Hamilton though explained how the talks with Lauda led to the strong relationship he formed with the triple world champion until his death last May.

“With Niki, we worked on the layout of the deal. Good memories," he said.


"I think the important part of Singapore was that Niki and I, more so for him, Niki realised that we had a lot in common and I think that was the start of our friendship because I remember him saying to me, ‘you’re a lot like me’.

"I think he realised we had a lot more in common than he previously had thought since we hadn’t really spoken before so it was all done on assumption and what people write.”

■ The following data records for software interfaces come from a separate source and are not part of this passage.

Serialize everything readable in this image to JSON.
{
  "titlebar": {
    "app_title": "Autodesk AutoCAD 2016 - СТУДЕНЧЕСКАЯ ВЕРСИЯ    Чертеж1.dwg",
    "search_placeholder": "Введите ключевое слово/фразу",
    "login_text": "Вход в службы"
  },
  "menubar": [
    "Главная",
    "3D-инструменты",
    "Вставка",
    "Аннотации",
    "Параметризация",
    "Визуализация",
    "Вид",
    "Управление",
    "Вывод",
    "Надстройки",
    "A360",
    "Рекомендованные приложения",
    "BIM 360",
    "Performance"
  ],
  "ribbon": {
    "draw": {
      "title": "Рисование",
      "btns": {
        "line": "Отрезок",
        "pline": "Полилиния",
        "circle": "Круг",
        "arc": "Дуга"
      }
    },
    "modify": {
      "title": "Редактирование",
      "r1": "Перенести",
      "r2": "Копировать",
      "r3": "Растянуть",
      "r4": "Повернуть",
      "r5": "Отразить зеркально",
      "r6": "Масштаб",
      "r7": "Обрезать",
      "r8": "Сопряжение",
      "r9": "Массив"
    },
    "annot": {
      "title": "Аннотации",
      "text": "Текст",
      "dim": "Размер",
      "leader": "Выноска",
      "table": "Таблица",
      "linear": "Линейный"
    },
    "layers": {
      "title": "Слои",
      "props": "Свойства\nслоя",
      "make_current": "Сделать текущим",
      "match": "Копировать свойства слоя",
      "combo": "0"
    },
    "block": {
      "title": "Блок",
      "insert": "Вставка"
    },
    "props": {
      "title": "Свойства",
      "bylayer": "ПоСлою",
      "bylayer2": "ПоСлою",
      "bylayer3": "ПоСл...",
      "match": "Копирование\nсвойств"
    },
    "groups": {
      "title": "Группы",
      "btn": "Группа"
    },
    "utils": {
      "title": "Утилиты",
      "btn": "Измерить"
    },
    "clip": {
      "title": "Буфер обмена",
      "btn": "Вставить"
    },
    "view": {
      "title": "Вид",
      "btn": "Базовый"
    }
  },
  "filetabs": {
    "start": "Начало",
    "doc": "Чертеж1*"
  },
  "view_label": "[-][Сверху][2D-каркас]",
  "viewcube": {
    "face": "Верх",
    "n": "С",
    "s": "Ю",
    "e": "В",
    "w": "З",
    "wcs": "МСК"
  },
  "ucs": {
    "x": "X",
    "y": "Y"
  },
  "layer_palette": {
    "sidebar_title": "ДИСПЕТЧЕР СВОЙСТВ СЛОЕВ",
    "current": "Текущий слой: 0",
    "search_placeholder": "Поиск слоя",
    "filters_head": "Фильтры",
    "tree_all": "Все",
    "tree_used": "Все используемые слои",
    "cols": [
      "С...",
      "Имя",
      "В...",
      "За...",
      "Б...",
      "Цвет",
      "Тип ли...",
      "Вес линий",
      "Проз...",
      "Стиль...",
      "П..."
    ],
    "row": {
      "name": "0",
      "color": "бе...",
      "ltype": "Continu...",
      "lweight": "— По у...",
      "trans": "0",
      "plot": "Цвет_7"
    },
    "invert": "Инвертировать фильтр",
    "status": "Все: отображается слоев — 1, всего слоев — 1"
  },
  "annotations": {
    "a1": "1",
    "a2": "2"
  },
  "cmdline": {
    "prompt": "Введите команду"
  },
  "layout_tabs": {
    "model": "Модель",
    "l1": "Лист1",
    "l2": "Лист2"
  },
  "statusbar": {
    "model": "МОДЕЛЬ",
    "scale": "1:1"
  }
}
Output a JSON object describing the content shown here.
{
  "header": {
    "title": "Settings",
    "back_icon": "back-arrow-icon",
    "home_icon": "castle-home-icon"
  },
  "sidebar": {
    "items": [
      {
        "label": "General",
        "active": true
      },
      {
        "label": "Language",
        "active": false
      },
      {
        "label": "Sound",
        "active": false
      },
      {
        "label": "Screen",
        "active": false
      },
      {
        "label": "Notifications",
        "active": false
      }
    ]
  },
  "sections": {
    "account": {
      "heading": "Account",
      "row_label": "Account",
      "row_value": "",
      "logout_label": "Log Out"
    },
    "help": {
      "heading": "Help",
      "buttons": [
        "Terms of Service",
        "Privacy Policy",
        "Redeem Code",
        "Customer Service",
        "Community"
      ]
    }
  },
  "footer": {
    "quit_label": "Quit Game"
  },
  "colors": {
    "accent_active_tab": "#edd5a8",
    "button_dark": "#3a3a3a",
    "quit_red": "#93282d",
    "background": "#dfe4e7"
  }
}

Of course, after Hamilton made the move from McLaren to Mercedes, the rest, as they say, is history, with the Briton going on to win six championships in seven years to match Schumacher as a seven-time F1 champion.

“I could only have dreamed – I say it time and time again – it was far beyond my wildest dreams thinking that anyone would get to seven. I dreamt of trying to do something that Ayrton [Senna] had done," he said.

“Getting one world championship was great and then it was very tough to get the second. I spent years trying to help the team [McLaren] win another world championship. And then I had to make a big decision about whether I stay put and keep trundling along or go and do something more adventurous.

“Obviously I took that leap of faith and then we’ve gone one after the other here. I really just, after each one, try and count my blessings because you have to be grateful for what you have, not what you might have, so that’s what I generally do.

“Naturally I knew I made a very good decision when I made the decision, I knew it was the right thing for me. But did I know we would win six world titles? No.

“I think what it says is that in life we’ve got to definitely make sure we take that leap of faith. Do what you think is right for you and not what people tell you to do. Do the homework so you have the pros and cons and then go with it, whether it’s good or bad.”